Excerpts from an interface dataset
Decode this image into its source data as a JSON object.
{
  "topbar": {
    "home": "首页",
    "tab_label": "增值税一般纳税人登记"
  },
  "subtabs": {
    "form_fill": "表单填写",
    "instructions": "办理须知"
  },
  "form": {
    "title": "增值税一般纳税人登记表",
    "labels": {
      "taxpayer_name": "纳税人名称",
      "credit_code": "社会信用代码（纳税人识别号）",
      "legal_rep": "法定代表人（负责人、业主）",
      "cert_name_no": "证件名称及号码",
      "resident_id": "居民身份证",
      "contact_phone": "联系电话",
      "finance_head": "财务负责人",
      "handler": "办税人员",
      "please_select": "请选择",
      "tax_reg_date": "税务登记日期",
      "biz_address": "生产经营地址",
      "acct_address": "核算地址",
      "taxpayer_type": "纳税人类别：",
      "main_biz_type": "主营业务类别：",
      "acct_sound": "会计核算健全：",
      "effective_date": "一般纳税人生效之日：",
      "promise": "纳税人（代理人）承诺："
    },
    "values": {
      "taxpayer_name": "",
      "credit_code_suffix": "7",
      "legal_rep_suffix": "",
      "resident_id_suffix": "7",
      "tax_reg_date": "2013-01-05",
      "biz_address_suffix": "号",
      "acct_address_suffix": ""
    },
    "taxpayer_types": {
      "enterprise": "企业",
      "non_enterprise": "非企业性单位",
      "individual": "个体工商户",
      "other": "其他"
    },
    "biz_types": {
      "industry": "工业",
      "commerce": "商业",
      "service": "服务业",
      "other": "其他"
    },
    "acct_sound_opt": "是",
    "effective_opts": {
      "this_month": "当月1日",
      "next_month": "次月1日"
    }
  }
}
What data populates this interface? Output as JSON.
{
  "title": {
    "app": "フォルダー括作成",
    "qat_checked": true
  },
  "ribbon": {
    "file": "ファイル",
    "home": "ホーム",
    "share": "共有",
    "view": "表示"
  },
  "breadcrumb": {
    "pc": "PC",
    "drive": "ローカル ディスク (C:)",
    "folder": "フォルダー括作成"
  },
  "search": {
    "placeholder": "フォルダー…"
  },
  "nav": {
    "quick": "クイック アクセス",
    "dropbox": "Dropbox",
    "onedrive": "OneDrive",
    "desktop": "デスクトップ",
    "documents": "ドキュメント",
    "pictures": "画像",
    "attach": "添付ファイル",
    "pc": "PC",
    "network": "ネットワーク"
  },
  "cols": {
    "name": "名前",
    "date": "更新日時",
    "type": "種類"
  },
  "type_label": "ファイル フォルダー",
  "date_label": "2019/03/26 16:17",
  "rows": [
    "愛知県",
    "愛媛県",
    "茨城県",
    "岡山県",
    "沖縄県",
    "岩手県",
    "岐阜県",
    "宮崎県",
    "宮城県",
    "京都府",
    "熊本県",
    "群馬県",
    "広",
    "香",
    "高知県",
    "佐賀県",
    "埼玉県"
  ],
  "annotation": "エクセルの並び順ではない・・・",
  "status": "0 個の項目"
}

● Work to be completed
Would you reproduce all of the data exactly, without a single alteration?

● Solution to this exercise
Decode this image into its source data as a JSON object.
{
  "topbar": {
    "home": "首页",
    "tab_label": "增值税一般纳税人登记"
  },
  "subtabs": {
    "form_fill": "表单填写",
    "instructions": "办理须知"
  },
  "form": {
    "title": "增值税一般纳税人登记表",
    "labels": {
      "taxpayer_name": "纳税人名称",
      "credit_code": "社会信用代码（纳税人识别号）",
      "legal_rep": "法定代表人（负责人、业主）",
      "cert_name_no": "证件名称及号码",
      "resident_id": "居民身份证",
      "contact_phone": "联系电话",
      "finance_head": "财务负责人",
      "handler": "办税人员",
      "please_select": "请选择",
      "tax_reg_date": "税务登记日期",
      "biz_address": "生产经营地址",
      "acct_address": "核算地址",
      "taxpayer_type": "纳税人类别：",
      "main_biz_type": "主营业务类别：",
      "acct_sound": "会计核算健全：",
      "effective_date": "一般纳税人生效之日：",
      "promise": "纳税人（代理人）承诺："
    },
    "values": {
      "taxpayer_name": "",
      "credit_code_suffix": "7",
      "legal_rep_suffix": "",
      "resident_id_suffix": "7",
      "tax_reg_date": "2013-01-05",
      "biz_address_suffix": "号",
      "acct_address_suffix": ""
    },
    "taxpayer_types": {
      "enterprise": "企业",
      "non_enterprise": "非企业性单位",
      "individual": "个体工商户",
      "other": "其他"
    },
    "biz_types": {
      "industry": "工业",
      "commerce": "商业",
      "service": "服务业",
      "other": "其他"
    },
    "acct_sound_opt": "是",
    "effective_opts": {
      "this_month": "当月1日",
      "next_month": "次月1日"
    }
  }
}
What data populates this interface? Output as JSON.
{
  "title": {
    "app": "フォルダー括作成",
    "qat_checked": true
  },
  "ribbon": {
    "file": "ファイル",
    "home": "ホーム",
    "share": "共有",
    "view": "表示"
  },
  "breadcrumb": {
    "pc": "PC",
    "drive": "ローカル ディスク (C:)",
    "folder": "フォルダー括作成"
  },
  "search": {
    "placeholder": "フォルダー…"
  },
  "nav": {
    "quick": "クイック アクセス",
    "dropbox": "Dropbox",
    "onedrive": "OneDrive",
    "desktop": "デスクトップ",
    "documents": "ドキュメント",
    "pictures": "画像",
    "attach": "添付ファイル",
    "pc": "PC",
    "network": "ネットワーク"
  },
  "cols": {
    "name": "名前",
    "date": "更新日時",
    "type": "種類"
  },
  "type_label": "ファイル フォルダー",
  "date_label": "2019/03/26 16:17",
  "rows": [
    "愛知県",
    "愛媛県",
    "茨城県",
    "岡山県",
    "沖縄県",
    "岩手県",
    "岐阜県",
    "宮崎県",
    "宮城県",
    "京都府",
    "熊本県",
    "群馬県",
    "広",
    "香",
    "高知県",
    "佐賀県",
    "埼玉県"
  ],
  "annotation": "エクセルの並び順ではない・・・",
  "status": "0 個の項目"
}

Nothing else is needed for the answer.